By John Nalbandian
Traditionally, we think of local governments “providing” services and “regulating” individual and collective actions to create and sustain livable communities. But, these functions, while essential, constrain our thinking about the role of government officials—both elected and appointed. Reading this mission statement adopted by Varberg, Sweden— “The creative hotspot of Western Sweden” includes something called “watchwords:” new thinking, drive and ambition, knowledge, courage. And the mission statement is: “We act to simplify people’s everyday life and inspire them to make their dreams come true.” I am captured by this language because it seems so distant from those adopted by communities in America.
I think the concept of local government as provider and regulator falls short of a social contract that cultivates an environment that simplifies people’s lives and inspires them to reach for dreams. I think we do as well; we just are not as poetic as Varberg in describing our aspirations for building community resilience and a sense of place where social capital is built and thrives to provide the rich culture where people can dream not only for themselves but collectively.

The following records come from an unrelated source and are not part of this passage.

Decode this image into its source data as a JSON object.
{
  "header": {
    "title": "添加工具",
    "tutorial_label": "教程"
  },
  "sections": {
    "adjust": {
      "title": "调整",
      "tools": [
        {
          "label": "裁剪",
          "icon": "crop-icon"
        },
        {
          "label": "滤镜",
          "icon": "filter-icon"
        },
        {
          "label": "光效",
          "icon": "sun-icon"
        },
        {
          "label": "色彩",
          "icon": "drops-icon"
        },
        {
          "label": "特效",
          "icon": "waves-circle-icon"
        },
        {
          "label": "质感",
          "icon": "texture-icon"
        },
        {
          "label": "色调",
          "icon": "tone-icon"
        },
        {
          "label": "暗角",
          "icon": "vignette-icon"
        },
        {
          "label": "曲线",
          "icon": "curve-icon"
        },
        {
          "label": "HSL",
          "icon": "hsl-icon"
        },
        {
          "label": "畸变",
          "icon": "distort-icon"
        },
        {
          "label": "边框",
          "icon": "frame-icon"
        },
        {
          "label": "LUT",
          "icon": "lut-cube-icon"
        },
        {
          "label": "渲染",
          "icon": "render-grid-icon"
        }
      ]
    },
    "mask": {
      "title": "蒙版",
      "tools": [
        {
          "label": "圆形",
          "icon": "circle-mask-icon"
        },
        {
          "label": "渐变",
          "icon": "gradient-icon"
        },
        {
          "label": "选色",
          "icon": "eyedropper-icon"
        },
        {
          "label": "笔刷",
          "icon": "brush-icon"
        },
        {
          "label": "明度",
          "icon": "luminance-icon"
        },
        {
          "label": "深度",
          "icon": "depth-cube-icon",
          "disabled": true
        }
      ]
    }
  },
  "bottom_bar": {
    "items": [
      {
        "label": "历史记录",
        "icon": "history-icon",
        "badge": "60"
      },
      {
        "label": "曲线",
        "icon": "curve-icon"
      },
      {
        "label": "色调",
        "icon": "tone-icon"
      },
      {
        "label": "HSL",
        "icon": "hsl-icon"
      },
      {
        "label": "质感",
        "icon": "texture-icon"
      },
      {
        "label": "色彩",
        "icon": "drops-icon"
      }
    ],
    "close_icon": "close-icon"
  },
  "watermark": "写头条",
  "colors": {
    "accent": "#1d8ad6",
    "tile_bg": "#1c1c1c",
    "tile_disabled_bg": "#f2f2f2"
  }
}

What if we expand the concept of local government as provider and regulator to include “convener” and “enabler?” The convening and enabling roles are growing in relevance and in our vocabulary in large part because they represent adaptations to contemporary challenges. We have structures and processes derived from providing and regulating functions. You, as local government administrators, are in the process of adapting to contemporary challenges that create dissonance with yesterday’s problem-solving structures and processes. Think of individual job descriptions, for example. As traditionally constructed, how useful are they in today’s dynamic and team-oriented work environment. A colleague of mine at the University of Kansas says job descriptions are “artifacts.” Artifacts! They belong in museums!
The Leadership Team Concept

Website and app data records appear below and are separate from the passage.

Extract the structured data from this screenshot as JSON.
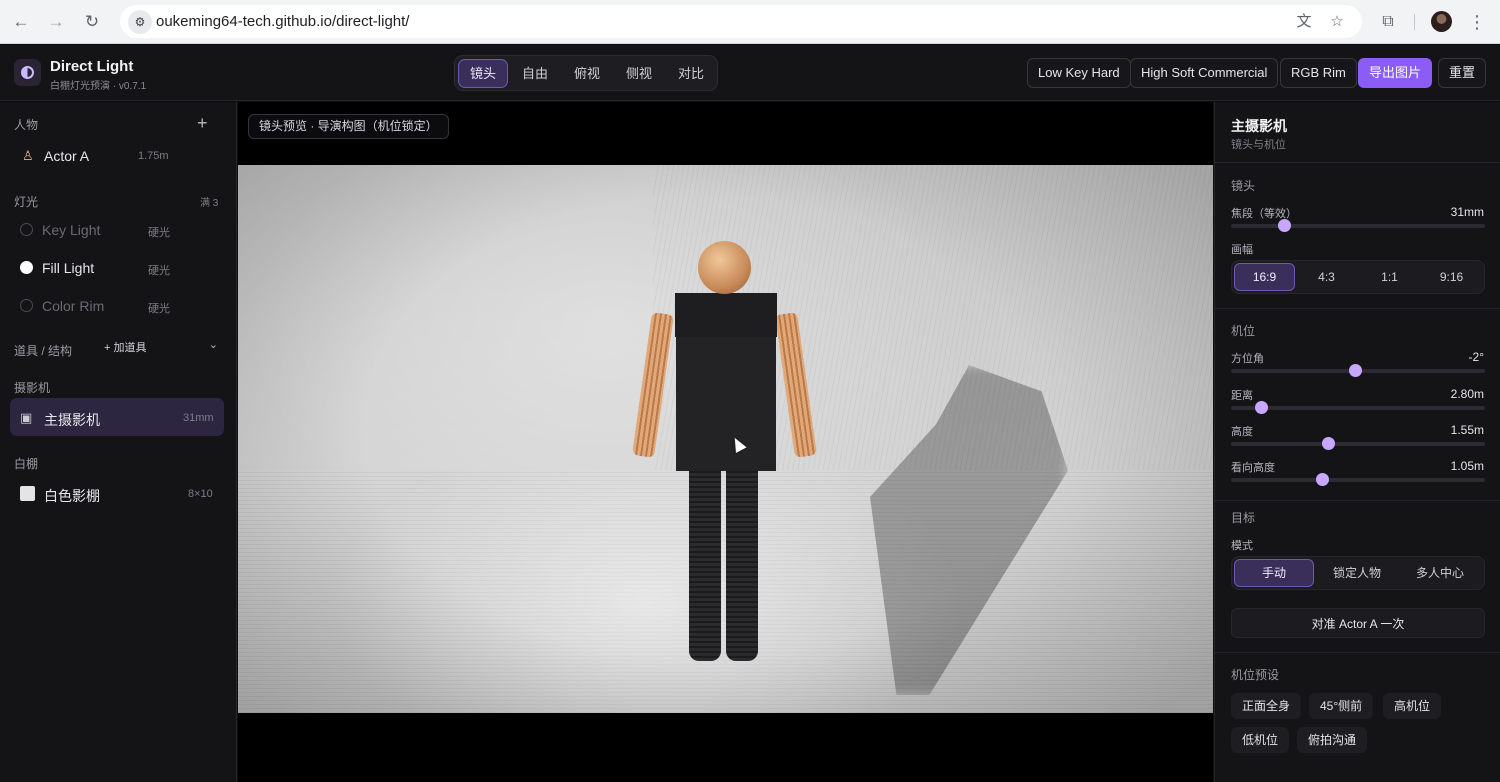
{
  "browser": {
    "url": "oukeming64-tech.github.io/direct-light/"
  },
  "header": {
    "title": "Direct Light",
    "subtitle": "白棚灯光预演 · v0.7.1",
    "view_modes": [
      "镜头",
      "自由",
      "俯视",
      "侧视",
      "对比"
    ],
    "active_view_mode": "镜头",
    "presets": [
      "Low Key Hard",
      "High Soft Commercial",
      "RGB Rim"
    ],
    "export_label": "导出图片",
    "reset_label": "重置"
  },
  "sidebar": {
    "people_header": "人物",
    "actors": [
      {
        "name": "Actor A",
        "height": "1.75m"
      }
    ],
    "lights_header": "灯光",
    "lights_count": "满 3",
    "lights": [
      {
        "name": "Key Light",
        "type": "硬光",
        "enabled": false
      },
      {
        "name": "Fill Light",
        "type": "硬光",
        "enabled": true
      },
      {
        "name": "Color Rim",
        "type": "硬光",
        "enabled": false
      }
    ],
    "props_header": "道具 / 结构",
    "add_prop_label": "+ 加道具",
    "cameras_header": "摄影机",
    "cameras": [
      {
        "name": "主摄影机",
        "focal": "31mm"
      }
    ],
    "studio_header": "白棚",
    "studio": [
      {
        "name": "白色影棚",
        "size": "8×10"
      }
    ]
  },
  "viewport": {
    "tag": "镜头预览 · 导演构图（机位锁定）"
  },
  "inspector": {
    "title": "主摄影机",
    "subtitle": "镜头与机位",
    "lens_header": "镜头",
    "focal_label": "焦段（等效）",
    "focal_value": "31mm",
    "focal_level": 0.21,
    "aspect_label": "画幅",
    "aspects": [
      "16:9",
      "4:3",
      "1:1",
      "9:16"
    ],
    "active_aspect": "16:9",
    "position_header": "机位",
    "sliders": [
      {
        "label": "方位角",
        "value": "-2°",
        "level": 0.49
      },
      {
        "label": "距离",
        "value": "2.80m",
        "level": 0.12
      },
      {
        "label": "高度",
        "value": "1.55m",
        "level": 0.38
      },
      {
        "label": "看向高度",
        "value": "1.05m",
        "level": 0.36
      }
    ],
    "target_header": "目标",
    "target_mode_label": "模式",
    "target_modes": [
      "手动",
      "锁定人物",
      "多人中心"
    ],
    "active_target_mode": "手动",
    "aim_button": "对准 Actor A 一次",
    "camera_presets_header": "机位预设",
    "camera_presets": [
      "正面全身",
      "45°侧前",
      "高机位",
      "低机位",
      "俯拍沟通"
    ]
  }
}
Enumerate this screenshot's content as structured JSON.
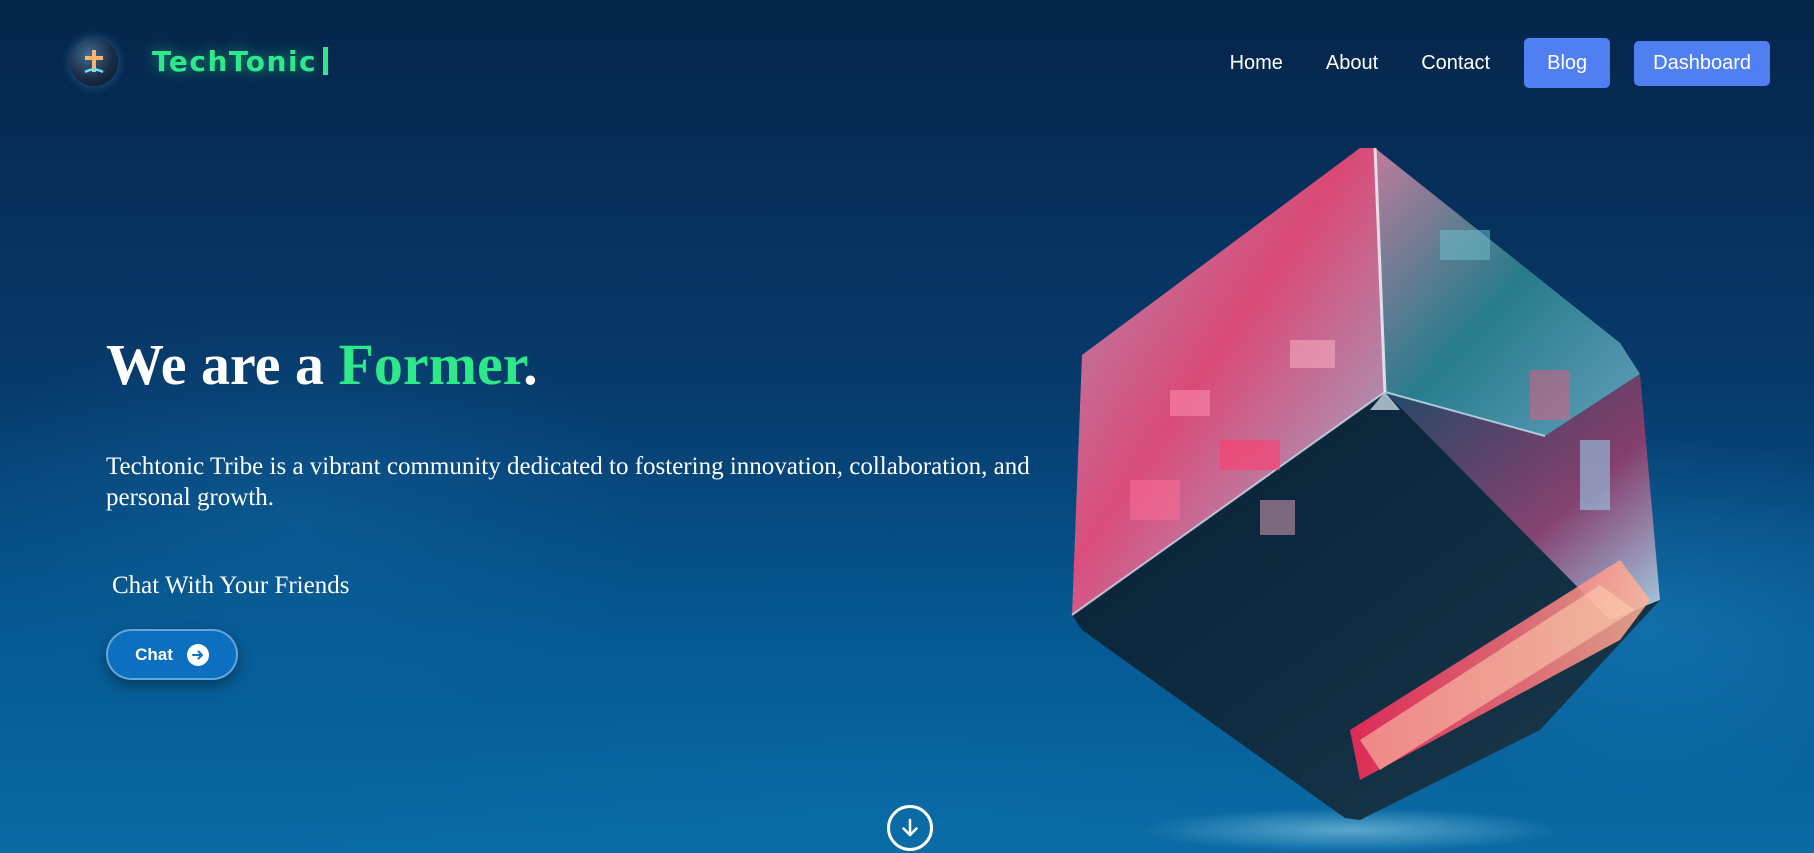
{
  "header": {
    "brand": "TechTonic",
    "logo_icon": "techtonic-logo-icon",
    "nav": {
      "home": "Home",
      "about": "About",
      "contact": "Contact",
      "blog": "Blog",
      "dashboard": "Dashboard"
    }
  },
  "hero": {
    "title_prefix": "We are a ",
    "title_accent": "Former",
    "title_suffix": ".",
    "description": "Techtonic Tribe is a vibrant community dedicated to fostering innovation, collaboration, and personal growth.",
    "chat_label": "Chat With Your Friends",
    "chat_button": "Chat",
    "chat_icon": "arrow-right-icon",
    "scroll_icon": "arrow-down-icon"
  },
  "colors": {
    "accent_green": "#2ee98a",
    "button_blue": "#4f7ff0",
    "chat_blue": "#0c6fbf",
    "background": "#06254a"
  }
}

I’m not ready to transport the idea of a local government management team to the museum of organizational artifacts; it still is relevant in today’s work environment. But competent management has become a “threshold” requirement for an effective staff. To add value, the contemporary department head must function as an effective “leadership team” member. Think of what we expect of the contemporary police chief. Running a department effectively is a threshold requirement; building legitimacy in the community embraces “convening” and “enabling” functions and structures, and processes.

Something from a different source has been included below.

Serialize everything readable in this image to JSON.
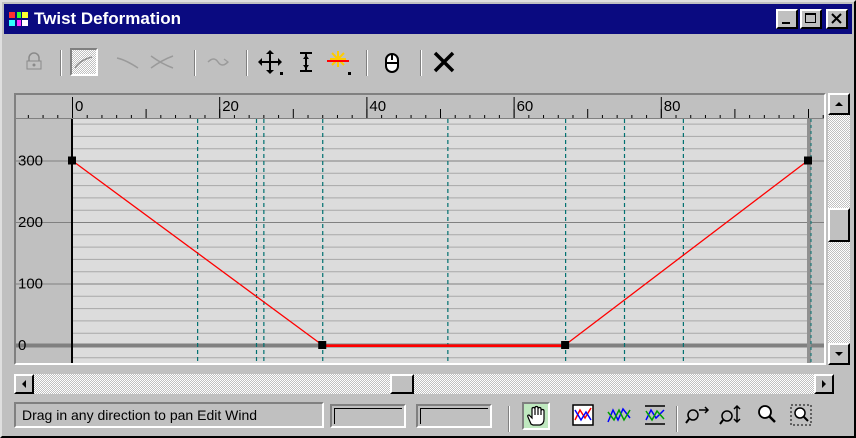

Let’s take a step up the conceptual ladder—join me on the balcony! I see a leadership team whose reach extends horizontally as well as vertically. Vertical reach is confined within organizational silos and chains of command starting with the governing body. Horizontal reach extends not only between departments, but beyond. The University of Kansas colleague I referred to above also alerted me to “boundary management” as a function of contemporary local government administrators. Think of leadership team members not only looking down and up within the organization, but also horizontally within the organization and outside the organization. Within, boundary management asks “when is it appropriate to maintain departmental boundaries? When is it appropriate to drop those boundaries? How do you invite the knowledge and experience that will enable you as a member of the leadership team to engage these challenges?
The embrace of convening and enabling roles for local governments challenges the boundaries between public/private/non-profit, as well as jurisdictional boundaries. I know this is vague, but I think that is where we are; where you are. You are involved in an experiment; not of your choosing, but demanded by the environment you are working in. Traditionally government roles of provider and regulator are being increasingly supplemented by the convening and enabling roles which extend your required reach. This invite is not yours to reject. You must accept.
In my view as an academician focusing on local government and in eight years as city commissioner including two terms as the council’s choice as mayor, the landscape of governance is changing because the problems we are dealing with do not fall neatly within jurisdictional and organizational boundaries. As we realize that the challenges we are dealing with do not neatly correspond with traditional organizational structures or jurisdictional boundaries, imagining, conceptualizing, and managing horizontally becomes an imperative not an elective. I know you are doing these things now, BUT are you consciously learning from your experiences in ways that can lead to productive generalizations transferable to aspiring top level managers?
Re-thinking Your Role
Think of “anchor institutions” in your community. Roots that represent continuity and strength and branches that reach beyond seeking connections. And then think of the role of local governments in encouraging, “convening,” “fostering,” and “enabling” these institutions as a partner would. Think about your local government as convening not only residents but representatives of these anchor institutions in what former city manager Jim Oliver (Norfolk) labeled a “cabinet” of community governance. A cabinet of individuals who are willing to accept their responsibility as leaders of anchor institutions. And think of your leadership team in this environment.
You have the legitimacy that allows you to convene and enable. This is where we are and where we are headed as well. And the concept of “leadership team” is an adaptation to these evolving functions. You are part of an experiment whose dimensions are unknown. But, I know the purpose. Your goal is to build and strengthen community resilience where aspirational thinking is not founded in fear but in strength. As you grow into a leadership team, your responsibilities are to recognize the value and the power of convening and enabling, to reflect on that value, and foster a leadership team mindset that will encourage aspirational thinking.
John Nalbandian is retired faculty member from University of Kansas School of Public Affairs and Administration. In addition to his academic career, he spent eight years on the Lawrence, Kansas, city council, including two terms as the council’s mayor. (firstname.lastname@example.org)